■ About this task: Keep the pictures out of the copy and print all the entries below exactly.

-- Provided data follows --

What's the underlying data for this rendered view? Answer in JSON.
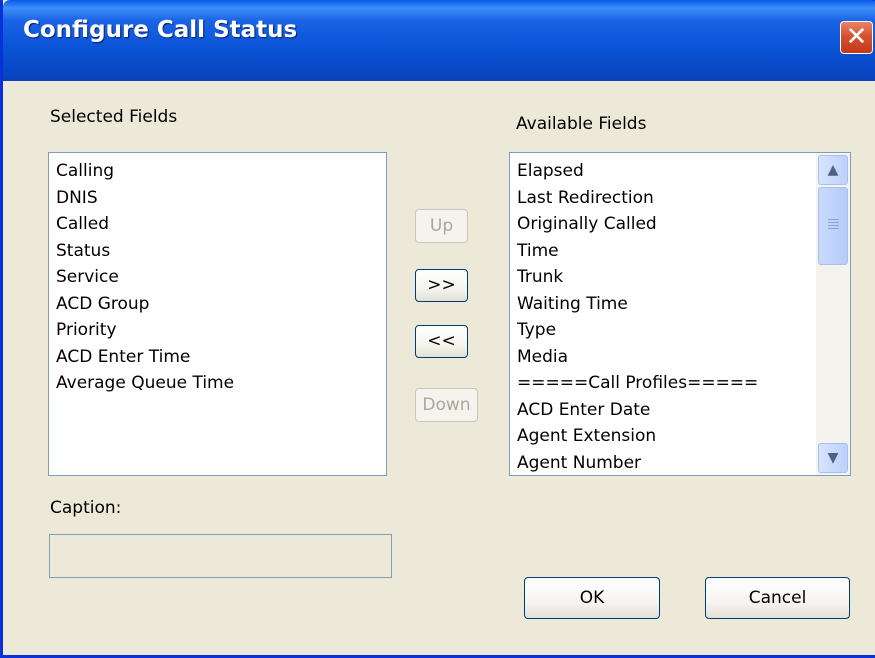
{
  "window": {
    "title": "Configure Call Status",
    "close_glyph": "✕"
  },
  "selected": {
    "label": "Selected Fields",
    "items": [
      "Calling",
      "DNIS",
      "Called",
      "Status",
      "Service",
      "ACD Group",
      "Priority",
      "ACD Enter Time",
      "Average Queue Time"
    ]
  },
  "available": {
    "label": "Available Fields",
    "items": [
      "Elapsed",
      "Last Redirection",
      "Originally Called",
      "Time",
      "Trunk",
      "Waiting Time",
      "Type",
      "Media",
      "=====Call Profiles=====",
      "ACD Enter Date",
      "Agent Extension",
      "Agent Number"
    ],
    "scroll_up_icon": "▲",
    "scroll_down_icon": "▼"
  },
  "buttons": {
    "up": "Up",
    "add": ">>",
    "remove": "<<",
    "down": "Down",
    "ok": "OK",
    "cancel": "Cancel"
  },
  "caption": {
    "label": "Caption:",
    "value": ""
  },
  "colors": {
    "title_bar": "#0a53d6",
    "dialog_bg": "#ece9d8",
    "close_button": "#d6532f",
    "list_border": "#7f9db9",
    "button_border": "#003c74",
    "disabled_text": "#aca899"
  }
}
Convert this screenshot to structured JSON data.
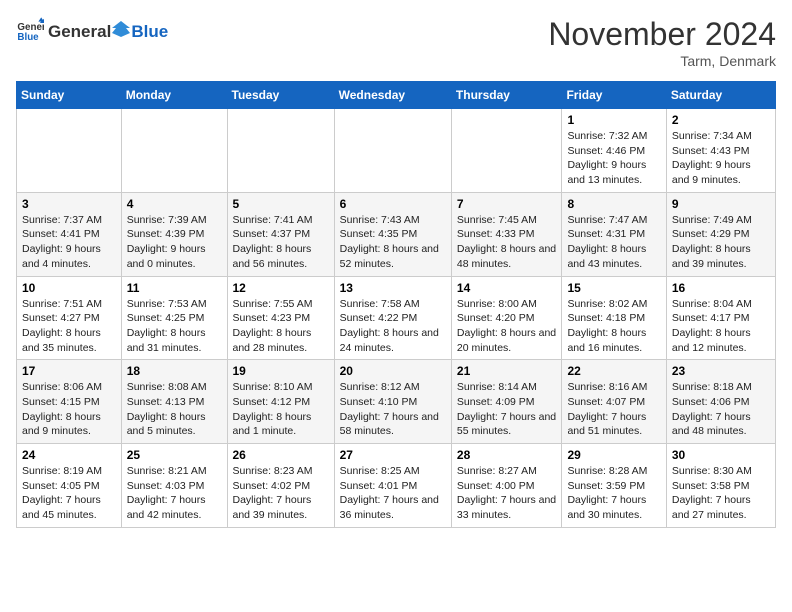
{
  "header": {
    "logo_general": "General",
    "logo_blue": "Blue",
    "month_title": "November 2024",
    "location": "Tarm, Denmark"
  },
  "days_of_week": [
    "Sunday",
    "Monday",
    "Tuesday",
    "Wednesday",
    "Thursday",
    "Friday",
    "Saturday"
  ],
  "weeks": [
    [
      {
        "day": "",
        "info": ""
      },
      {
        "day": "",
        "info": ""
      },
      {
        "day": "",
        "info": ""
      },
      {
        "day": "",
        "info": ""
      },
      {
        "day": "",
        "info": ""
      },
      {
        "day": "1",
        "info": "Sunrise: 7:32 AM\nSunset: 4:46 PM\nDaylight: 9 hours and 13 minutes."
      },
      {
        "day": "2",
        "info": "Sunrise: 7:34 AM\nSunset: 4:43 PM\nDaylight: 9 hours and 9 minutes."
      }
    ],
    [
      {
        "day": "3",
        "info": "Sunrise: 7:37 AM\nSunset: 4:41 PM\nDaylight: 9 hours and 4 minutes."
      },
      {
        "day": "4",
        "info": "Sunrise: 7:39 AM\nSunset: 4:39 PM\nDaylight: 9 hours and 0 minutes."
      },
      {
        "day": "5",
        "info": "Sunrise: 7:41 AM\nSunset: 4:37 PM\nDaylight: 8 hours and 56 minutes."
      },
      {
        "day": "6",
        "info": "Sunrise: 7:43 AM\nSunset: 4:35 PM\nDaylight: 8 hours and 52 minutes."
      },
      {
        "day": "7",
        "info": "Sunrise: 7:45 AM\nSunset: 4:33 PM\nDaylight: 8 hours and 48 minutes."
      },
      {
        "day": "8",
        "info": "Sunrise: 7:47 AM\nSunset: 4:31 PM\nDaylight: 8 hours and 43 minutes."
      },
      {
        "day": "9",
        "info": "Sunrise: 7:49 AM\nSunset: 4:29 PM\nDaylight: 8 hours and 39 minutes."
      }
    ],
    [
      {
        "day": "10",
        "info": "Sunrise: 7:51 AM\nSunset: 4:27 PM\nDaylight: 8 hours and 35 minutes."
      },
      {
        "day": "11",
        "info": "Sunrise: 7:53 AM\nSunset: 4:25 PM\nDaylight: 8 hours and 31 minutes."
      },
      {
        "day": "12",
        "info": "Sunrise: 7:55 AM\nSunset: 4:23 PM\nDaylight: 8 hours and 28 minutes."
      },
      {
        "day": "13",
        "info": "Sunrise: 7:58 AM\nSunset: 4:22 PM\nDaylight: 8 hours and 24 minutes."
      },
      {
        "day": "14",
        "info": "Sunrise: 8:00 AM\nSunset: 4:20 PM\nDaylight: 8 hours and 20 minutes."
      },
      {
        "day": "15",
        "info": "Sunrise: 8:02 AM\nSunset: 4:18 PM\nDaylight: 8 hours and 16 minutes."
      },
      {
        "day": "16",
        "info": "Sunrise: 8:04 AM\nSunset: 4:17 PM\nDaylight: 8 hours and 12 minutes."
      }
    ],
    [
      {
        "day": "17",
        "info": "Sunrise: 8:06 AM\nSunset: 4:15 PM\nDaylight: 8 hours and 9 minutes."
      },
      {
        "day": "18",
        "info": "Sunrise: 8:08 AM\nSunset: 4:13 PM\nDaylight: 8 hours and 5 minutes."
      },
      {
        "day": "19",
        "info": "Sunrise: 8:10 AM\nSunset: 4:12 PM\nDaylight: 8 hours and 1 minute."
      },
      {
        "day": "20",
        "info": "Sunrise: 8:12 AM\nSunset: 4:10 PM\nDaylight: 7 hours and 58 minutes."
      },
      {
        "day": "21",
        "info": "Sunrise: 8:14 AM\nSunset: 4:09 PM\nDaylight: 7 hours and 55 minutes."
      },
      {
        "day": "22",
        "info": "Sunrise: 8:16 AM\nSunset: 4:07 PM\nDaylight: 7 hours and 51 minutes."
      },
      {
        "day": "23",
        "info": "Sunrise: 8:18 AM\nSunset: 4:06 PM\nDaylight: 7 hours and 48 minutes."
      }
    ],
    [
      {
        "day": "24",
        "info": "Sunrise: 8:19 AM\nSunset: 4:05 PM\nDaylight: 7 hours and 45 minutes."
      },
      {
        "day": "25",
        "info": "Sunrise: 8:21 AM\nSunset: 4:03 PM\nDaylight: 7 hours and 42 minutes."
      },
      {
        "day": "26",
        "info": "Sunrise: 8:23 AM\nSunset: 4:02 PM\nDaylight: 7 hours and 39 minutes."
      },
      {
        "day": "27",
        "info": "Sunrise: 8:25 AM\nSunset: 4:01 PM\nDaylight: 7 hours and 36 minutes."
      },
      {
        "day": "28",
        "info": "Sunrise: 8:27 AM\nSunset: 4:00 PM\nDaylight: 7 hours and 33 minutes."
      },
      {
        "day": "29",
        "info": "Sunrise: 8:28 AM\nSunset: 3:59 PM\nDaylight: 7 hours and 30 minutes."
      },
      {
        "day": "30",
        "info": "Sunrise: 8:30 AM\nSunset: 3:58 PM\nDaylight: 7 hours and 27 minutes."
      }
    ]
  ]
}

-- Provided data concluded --

■ Worked solution:
What's the underlying data for this rendered view? Answer in JSON.
{
  "window": {
    "title": "Configure Call Status",
    "close_glyph": "✕"
  },
  "selected": {
    "label": "Selected Fields",
    "items": [
      "Calling",
      "DNIS",
      "Called",
      "Status",
      "Service",
      "ACD Group",
      "Priority",
      "ACD Enter Time",
      "Average Queue Time"
    ]
  },
  "available": {
    "label": "Available Fields",
    "items": [
      "Elapsed",
      "Last Redirection",
      "Originally Called",
      "Time",
      "Trunk",
      "Waiting Time",
      "Type",
      "Media",
      "=====Call Profiles=====",
      "ACD Enter Date",
      "Agent Extension",
      "Agent Number"
    ],
    "scroll_up_icon": "▲",
    "scroll_down_icon": "▼"
  },
  "buttons": {
    "up": "Up",
    "add": ">>",
    "remove": "<<",
    "down": "Down",
    "ok": "OK",
    "cancel": "Cancel"
  },
  "caption": {
    "label": "Caption:",
    "value": ""
  },
  "colors": {
    "title_bar": "#0a53d6",
    "dialog_bg": "#ece9d8",
    "close_button": "#d6532f",
    "list_border": "#7f9db9",
    "button_border": "#003c74",
    "disabled_text": "#aca899"
  }
}
Convert this screenshot to structured JSON data.
{
  "header": {
    "logo_general": "General",
    "logo_blue": "Blue",
    "month_title": "November 2024",
    "location": "Tarm, Denmark"
  },
  "days_of_week": [
    "Sunday",
    "Monday",
    "Tuesday",
    "Wednesday",
    "Thursday",
    "Friday",
    "Saturday"
  ],
  "weeks": [
    [
      {
        "day": "",
        "info": ""
      },
      {
        "day": "",
        "info": ""
      },
      {
        "day": "",
        "info": ""
      },
      {
        "day": "",
        "info": ""
      },
      {
        "day": "",
        "info": ""
      },
      {
        "day": "1",
        "info": "Sunrise: 7:32 AM\nSunset: 4:46 PM\nDaylight: 9 hours and 13 minutes."
      },
      {
        "day": "2",
        "info": "Sunrise: 7:34 AM\nSunset: 4:43 PM\nDaylight: 9 hours and 9 minutes."
      }
    ],
    [
      {
        "day": "3",
        "info": "Sunrise: 7:37 AM\nSunset: 4:41 PM\nDaylight: 9 hours and 4 minutes."
      },
      {
        "day": "4",
        "info": "Sunrise: 7:39 AM\nSunset: 4:39 PM\nDaylight: 9 hours and 0 minutes."
      },
      {
        "day": "5",
        "info": "Sunrise: 7:41 AM\nSunset: 4:37 PM\nDaylight: 8 hours and 56 minutes."
      },
      {
        "day": "6",
        "info": "Sunrise: 7:43 AM\nSunset: 4:35 PM\nDaylight: 8 hours and 52 minutes."
      },
      {
        "day": "7",
        "info": "Sunrise: 7:45 AM\nSunset: 4:33 PM\nDaylight: 8 hours and 48 minutes."
      },
      {
        "day": "8",
        "info": "Sunrise: 7:47 AM\nSunset: 4:31 PM\nDaylight: 8 hours and 43 minutes."
      },
      {
        "day": "9",
        "info": "Sunrise: 7:49 AM\nSunset: 4:29 PM\nDaylight: 8 hours and 39 minutes."
      }
    ],
    [
      {
        "day": "10",
        "info": "Sunrise: 7:51 AM\nSunset: 4:27 PM\nDaylight: 8 hours and 35 minutes."
      },
      {
        "day": "11",
        "info": "Sunrise: 7:53 AM\nSunset: 4:25 PM\nDaylight: 8 hours and 31 minutes."
      },
      {
        "day": "12",
        "info": "Sunrise: 7:55 AM\nSunset: 4:23 PM\nDaylight: 8 hours and 28 minutes."
      },
      {
        "day": "13",
        "info": "Sunrise: 7:58 AM\nSunset: 4:22 PM\nDaylight: 8 hours and 24 minutes."
      },
      {
        "day": "14",
        "info": "Sunrise: 8:00 AM\nSunset: 4:20 PM\nDaylight: 8 hours and 20 minutes."
      },
      {
        "day": "15",
        "info": "Sunrise: 8:02 AM\nSunset: 4:18 PM\nDaylight: 8 hours and 16 minutes."
      },
      {
        "day": "16",
        "info": "Sunrise: 8:04 AM\nSunset: 4:17 PM\nDaylight: 8 hours and 12 minutes."
      }
    ],
    [
      {
        "day": "17",
        "info": "Sunrise: 8:06 AM\nSunset: 4:15 PM\nDaylight: 8 hours and 9 minutes."
      },
      {
        "day": "18",
        "info": "Sunrise: 8:08 AM\nSunset: 4:13 PM\nDaylight: 8 hours and 5 minutes."
      },
      {
        "day": "19",
        "info": "Sunrise: 8:10 AM\nSunset: 4:12 PM\nDaylight: 8 hours and 1 minute."
      },
      {
        "day": "20",
        "info": "Sunrise: 8:12 AM\nSunset: 4:10 PM\nDaylight: 7 hours and 58 minutes."
      },
      {
        "day": "21",
        "info": "Sunrise: 8:14 AM\nSunset: 4:09 PM\nDaylight: 7 hours and 55 minutes."
      },
      {
        "day": "22",
        "info": "Sunrise: 8:16 AM\nSunset: 4:07 PM\nDaylight: 7 hours and 51 minutes."
      },
      {
        "day": "23",
        "info": "Sunrise: 8:18 AM\nSunset: 4:06 PM\nDaylight: 7 hours and 48 minutes."
      }
    ],
    [
      {
        "day": "24",
        "info": "Sunrise: 8:19 AM\nSunset: 4:05 PM\nDaylight: 7 hours and 45 minutes."
      },
      {
        "day": "25",
        "info": "Sunrise: 8:21 AM\nSunset: 4:03 PM\nDaylight: 7 hours and 42 minutes."
      },
      {
        "day": "26",
        "info": "Sunrise: 8:23 AM\nSunset: 4:02 PM\nDaylight: 7 hours and 39 minutes."
      },
      {
        "day": "27",
        "info": "Sunrise: 8:25 AM\nSunset: 4:01 PM\nDaylight: 7 hours and 36 minutes."
      },
      {
        "day": "28",
        "info": "Sunrise: 8:27 AM\nSunset: 4:00 PM\nDaylight: 7 hours and 33 minutes."
      },
      {
        "day": "29",
        "info": "Sunrise: 8:28 AM\nSunset: 3:59 PM\nDaylight: 7 hours and 30 minutes."
      },
      {
        "day": "30",
        "info": "Sunrise: 8:30 AM\nSunset: 3:58 PM\nDaylight: 7 hours and 27 minutes."
      }
    ]
  ]
}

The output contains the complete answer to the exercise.